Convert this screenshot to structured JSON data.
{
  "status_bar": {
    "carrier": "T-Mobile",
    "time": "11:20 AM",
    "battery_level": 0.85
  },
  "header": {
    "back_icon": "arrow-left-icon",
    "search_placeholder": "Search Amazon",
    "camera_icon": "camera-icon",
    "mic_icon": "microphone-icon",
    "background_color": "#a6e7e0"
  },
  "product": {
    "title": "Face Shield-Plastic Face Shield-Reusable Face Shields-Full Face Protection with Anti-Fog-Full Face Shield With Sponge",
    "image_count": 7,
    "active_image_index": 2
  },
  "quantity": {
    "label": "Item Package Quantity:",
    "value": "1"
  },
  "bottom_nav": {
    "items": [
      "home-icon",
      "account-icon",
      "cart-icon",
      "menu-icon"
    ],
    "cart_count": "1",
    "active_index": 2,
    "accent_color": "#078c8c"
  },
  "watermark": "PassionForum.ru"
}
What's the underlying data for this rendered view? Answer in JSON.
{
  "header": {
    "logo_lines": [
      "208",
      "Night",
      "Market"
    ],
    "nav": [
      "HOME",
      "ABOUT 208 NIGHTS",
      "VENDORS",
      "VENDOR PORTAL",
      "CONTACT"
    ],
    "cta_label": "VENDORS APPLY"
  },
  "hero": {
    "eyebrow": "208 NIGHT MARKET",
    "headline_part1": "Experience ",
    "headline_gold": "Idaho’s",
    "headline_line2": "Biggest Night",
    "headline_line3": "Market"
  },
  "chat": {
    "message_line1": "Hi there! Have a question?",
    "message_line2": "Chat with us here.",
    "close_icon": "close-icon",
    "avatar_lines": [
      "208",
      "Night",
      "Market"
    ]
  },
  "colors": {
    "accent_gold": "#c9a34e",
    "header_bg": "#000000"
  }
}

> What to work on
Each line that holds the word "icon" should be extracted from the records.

> Answer to this task
    "back_icon": "arrow-left-icon",
    "camera_icon": "camera-icon",
    "mic_icon": "microphone-icon",
      "home-icon",
      "account-icon",
      "cart-icon",
      "menu-icon"
    "close_icon": "close-icon",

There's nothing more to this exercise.